When a record contains an image, skip the image and retype the rest of that record exactly.

Start of Material shown

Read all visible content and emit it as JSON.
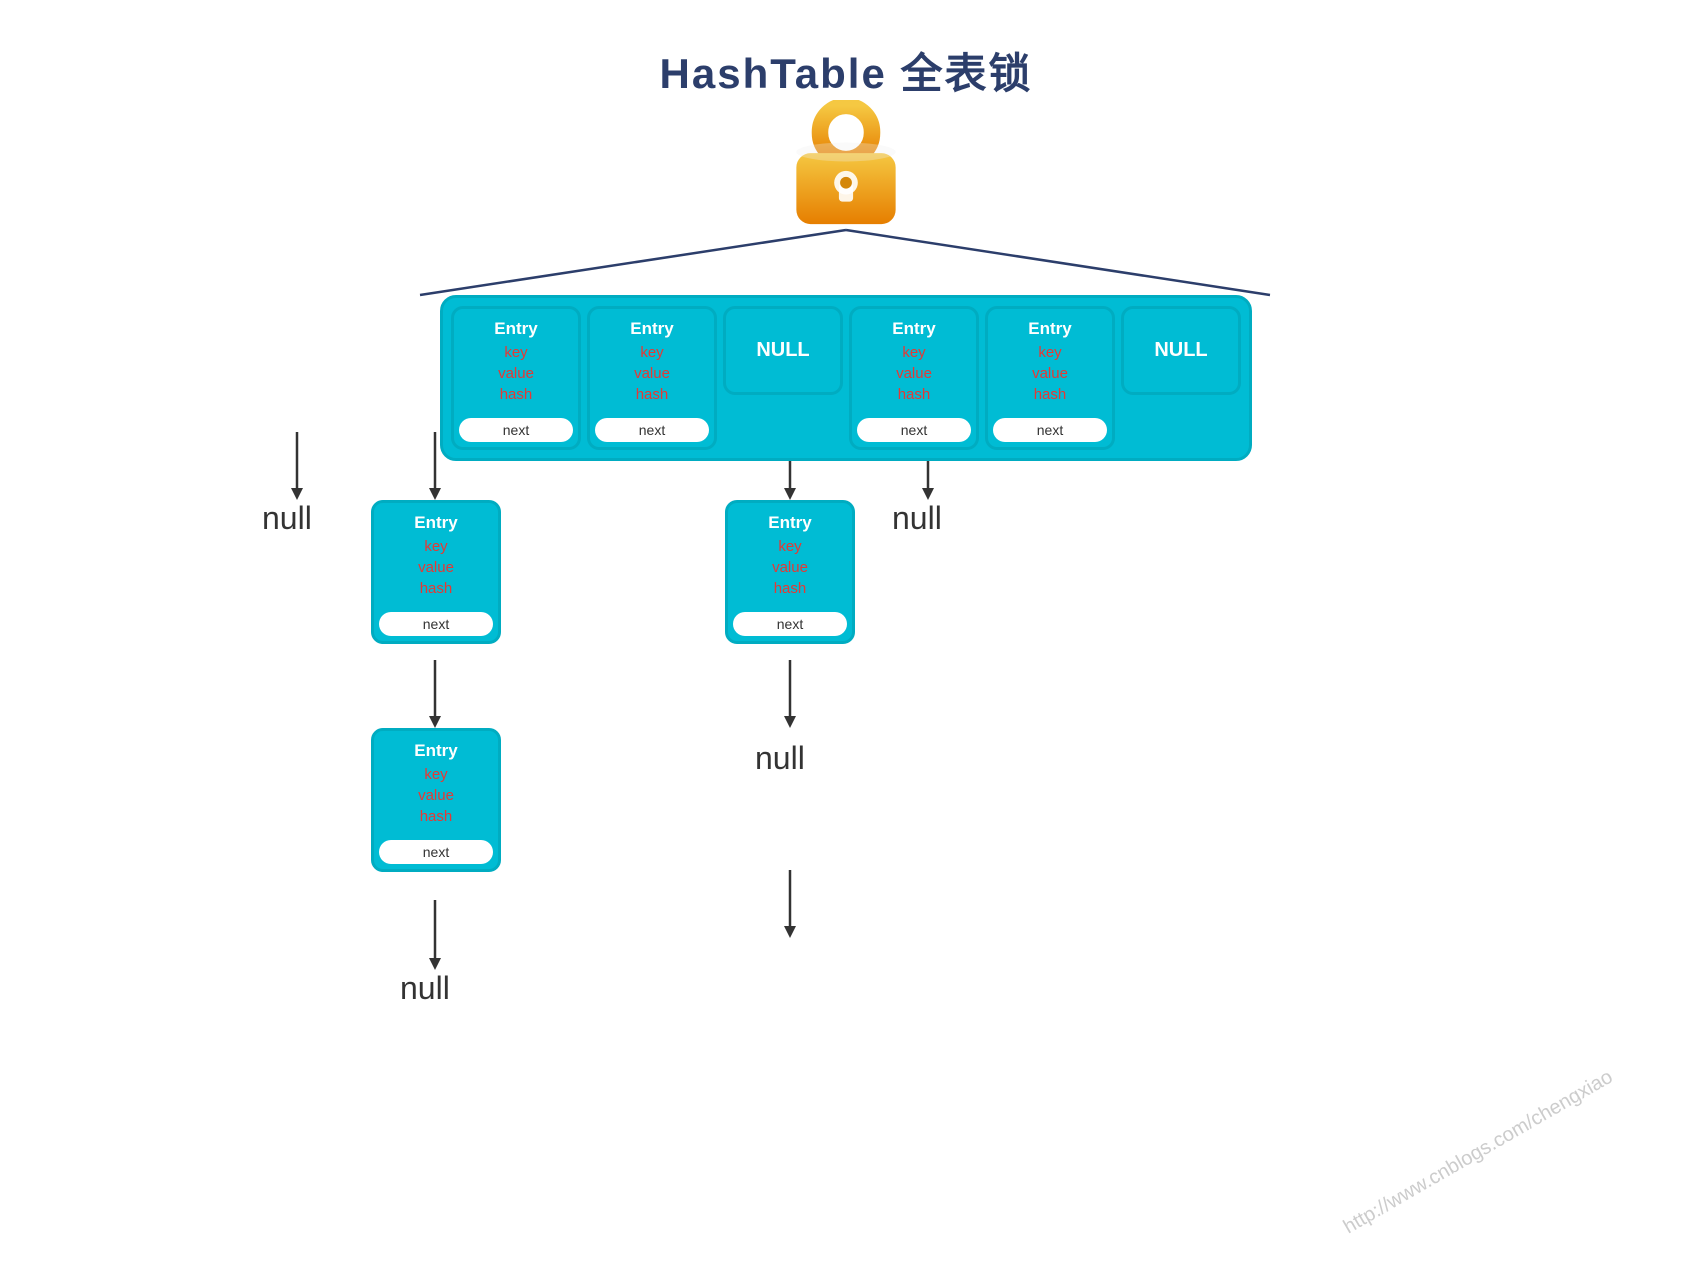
{
  "title": "HashTable 全表锁",
  "lock_icon_label": "lock",
  "watermark": "http://www.cnblogs.com/chengxiao",
  "top_row": {
    "cells": [
      {
        "type": "entry",
        "label": "Entry",
        "fields": [
          "key",
          "value",
          "hash"
        ],
        "next": "next"
      },
      {
        "type": "entry",
        "label": "Entry",
        "fields": [
          "key",
          "value",
          "hash"
        ],
        "next": "next"
      },
      {
        "type": "null_cell",
        "label": "NULL"
      },
      {
        "type": "entry",
        "label": "Entry",
        "fields": [
          "key",
          "value",
          "hash"
        ],
        "next": "next"
      },
      {
        "type": "entry",
        "label": "Entry",
        "fields": [
          "key",
          "value",
          "hash"
        ],
        "next": "next"
      },
      {
        "type": "null_cell",
        "label": "NULL"
      }
    ]
  },
  "null_labels": [
    "null",
    "null",
    "null",
    "null"
  ],
  "chain1": {
    "entries": [
      {
        "label": "Entry",
        "fields": [
          "key",
          "value",
          "hash"
        ],
        "next": "next"
      },
      {
        "label": "Entry",
        "fields": [
          "key",
          "value",
          "hash"
        ],
        "next": "next"
      }
    ],
    "null_label": "null"
  },
  "chain2": {
    "entries": [
      {
        "label": "Entry",
        "fields": [
          "key",
          "value",
          "hash"
        ],
        "next": "next"
      }
    ],
    "null_label": "null"
  }
}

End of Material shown

### Exercise result
Read all visible content and emit it as JSON.
{
  "title": "HashTable 全表锁",
  "lock_icon_label": "lock",
  "watermark": "http://www.cnblogs.com/chengxiao",
  "top_row": {
    "cells": [
      {
        "type": "entry",
        "label": "Entry",
        "fields": [
          "key",
          "value",
          "hash"
        ],
        "next": "next"
      },
      {
        "type": "entry",
        "label": "Entry",
        "fields": [
          "key",
          "value",
          "hash"
        ],
        "next": "next"
      },
      {
        "type": "null_cell",
        "label": "NULL"
      },
      {
        "type": "entry",
        "label": "Entry",
        "fields": [
          "key",
          "value",
          "hash"
        ],
        "next": "next"
      },
      {
        "type": "entry",
        "label": "Entry",
        "fields": [
          "key",
          "value",
          "hash"
        ],
        "next": "next"
      },
      {
        "type": "null_cell",
        "label": "NULL"
      }
    ]
  },
  "null_labels": [
    "null",
    "null",
    "null",
    "null"
  ],
  "chain1": {
    "entries": [
      {
        "label": "Entry",
        "fields": [
          "key",
          "value",
          "hash"
        ],
        "next": "next"
      },
      {
        "label": "Entry",
        "fields": [
          "key",
          "value",
          "hash"
        ],
        "next": "next"
      }
    ],
    "null_label": "null"
  },
  "chain2": {
    "entries": [
      {
        "label": "Entry",
        "fields": [
          "key",
          "value",
          "hash"
        ],
        "next": "next"
      }
    ],
    "null_label": "null"
  }
}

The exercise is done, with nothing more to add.